What is required:
Using the material below, copy every line where "Group" appears.

Records supplied:
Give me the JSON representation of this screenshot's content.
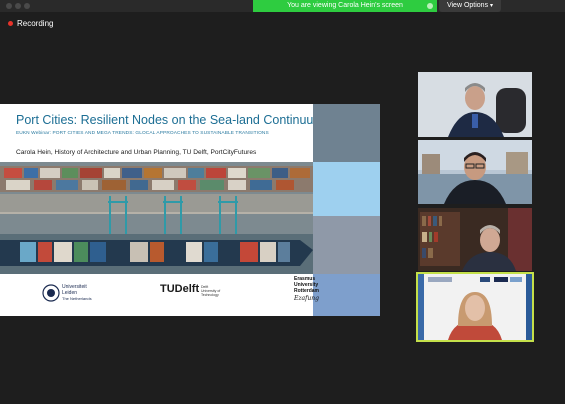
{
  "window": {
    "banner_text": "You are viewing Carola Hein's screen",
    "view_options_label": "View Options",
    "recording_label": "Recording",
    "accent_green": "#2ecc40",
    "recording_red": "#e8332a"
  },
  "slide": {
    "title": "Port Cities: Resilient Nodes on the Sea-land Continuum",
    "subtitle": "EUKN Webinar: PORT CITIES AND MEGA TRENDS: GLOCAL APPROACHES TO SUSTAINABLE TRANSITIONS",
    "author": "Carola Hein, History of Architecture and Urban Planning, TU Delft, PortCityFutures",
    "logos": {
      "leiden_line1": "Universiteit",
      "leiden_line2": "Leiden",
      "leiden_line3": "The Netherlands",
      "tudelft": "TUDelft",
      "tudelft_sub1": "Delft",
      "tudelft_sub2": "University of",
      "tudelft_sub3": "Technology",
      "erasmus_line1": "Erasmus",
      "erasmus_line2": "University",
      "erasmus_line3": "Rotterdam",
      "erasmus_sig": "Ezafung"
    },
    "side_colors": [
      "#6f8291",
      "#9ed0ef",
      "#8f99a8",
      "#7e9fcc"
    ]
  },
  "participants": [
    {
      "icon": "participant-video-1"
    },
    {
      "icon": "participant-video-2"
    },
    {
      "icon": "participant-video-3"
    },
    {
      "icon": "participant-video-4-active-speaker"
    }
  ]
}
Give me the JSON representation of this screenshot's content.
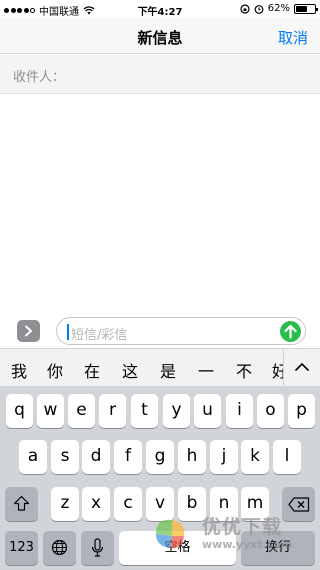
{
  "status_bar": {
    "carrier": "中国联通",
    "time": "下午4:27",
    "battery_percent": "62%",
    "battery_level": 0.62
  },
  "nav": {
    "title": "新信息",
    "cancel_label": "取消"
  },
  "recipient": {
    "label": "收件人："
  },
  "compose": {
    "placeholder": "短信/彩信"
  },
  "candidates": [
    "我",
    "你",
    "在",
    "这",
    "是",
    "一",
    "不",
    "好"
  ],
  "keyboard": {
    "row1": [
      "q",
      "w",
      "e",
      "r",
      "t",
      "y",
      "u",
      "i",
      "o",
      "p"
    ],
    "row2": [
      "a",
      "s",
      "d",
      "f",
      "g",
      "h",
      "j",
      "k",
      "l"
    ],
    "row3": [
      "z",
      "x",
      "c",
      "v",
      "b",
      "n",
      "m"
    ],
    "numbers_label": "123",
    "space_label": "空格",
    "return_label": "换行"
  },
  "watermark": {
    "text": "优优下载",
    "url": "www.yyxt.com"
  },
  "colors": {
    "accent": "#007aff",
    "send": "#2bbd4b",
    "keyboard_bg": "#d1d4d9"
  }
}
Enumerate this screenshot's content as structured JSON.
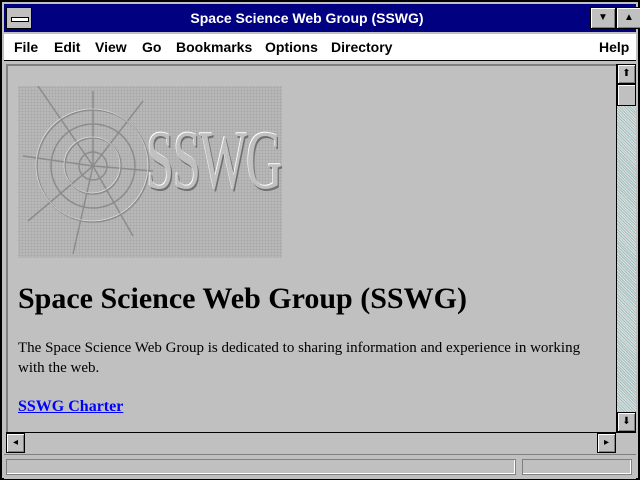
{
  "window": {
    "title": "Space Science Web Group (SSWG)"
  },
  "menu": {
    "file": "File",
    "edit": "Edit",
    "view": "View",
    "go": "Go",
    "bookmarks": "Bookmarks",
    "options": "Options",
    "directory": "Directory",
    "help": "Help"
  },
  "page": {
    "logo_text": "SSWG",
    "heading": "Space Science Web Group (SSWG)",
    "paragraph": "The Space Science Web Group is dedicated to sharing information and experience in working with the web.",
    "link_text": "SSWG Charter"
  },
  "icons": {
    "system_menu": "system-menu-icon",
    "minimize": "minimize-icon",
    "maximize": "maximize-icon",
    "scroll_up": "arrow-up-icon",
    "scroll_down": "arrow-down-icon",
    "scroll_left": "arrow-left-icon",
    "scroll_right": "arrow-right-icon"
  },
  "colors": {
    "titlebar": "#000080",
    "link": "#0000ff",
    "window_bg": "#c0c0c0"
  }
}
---
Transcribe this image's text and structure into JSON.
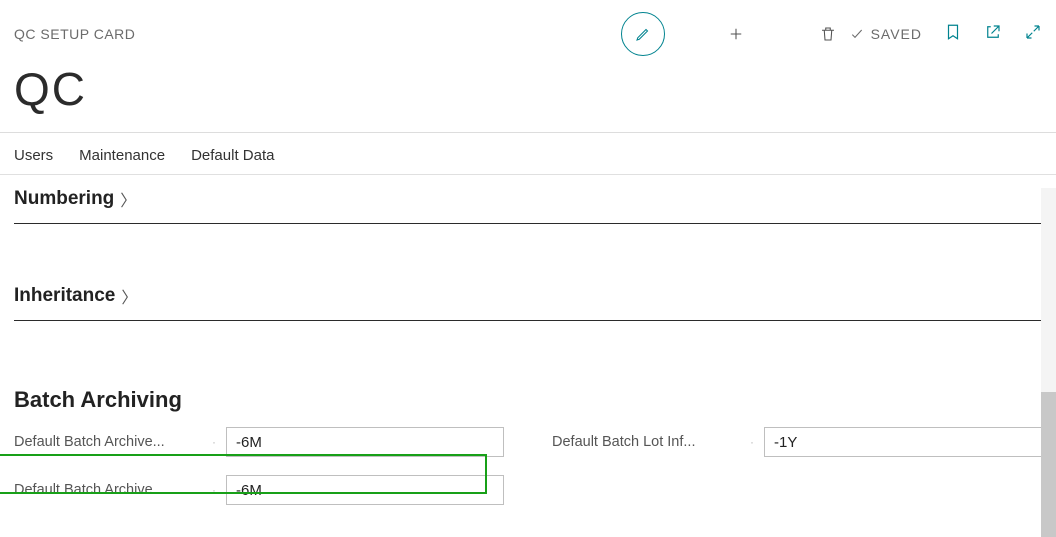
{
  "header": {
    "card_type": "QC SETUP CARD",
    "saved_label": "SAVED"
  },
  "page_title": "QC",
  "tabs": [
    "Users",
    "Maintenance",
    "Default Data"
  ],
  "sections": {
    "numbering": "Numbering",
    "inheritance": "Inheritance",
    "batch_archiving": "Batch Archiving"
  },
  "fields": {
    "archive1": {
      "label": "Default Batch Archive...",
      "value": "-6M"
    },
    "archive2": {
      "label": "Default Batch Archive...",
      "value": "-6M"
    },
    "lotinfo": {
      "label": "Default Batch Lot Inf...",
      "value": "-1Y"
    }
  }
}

Completed task:
    "title": "Space Science Web Group (SSWG)"
    "heading": "Space Science Web Group (SSWG)",
    "paragraph": "The Space Science Web Group is dedicated to sharing information and experience in working with the web.",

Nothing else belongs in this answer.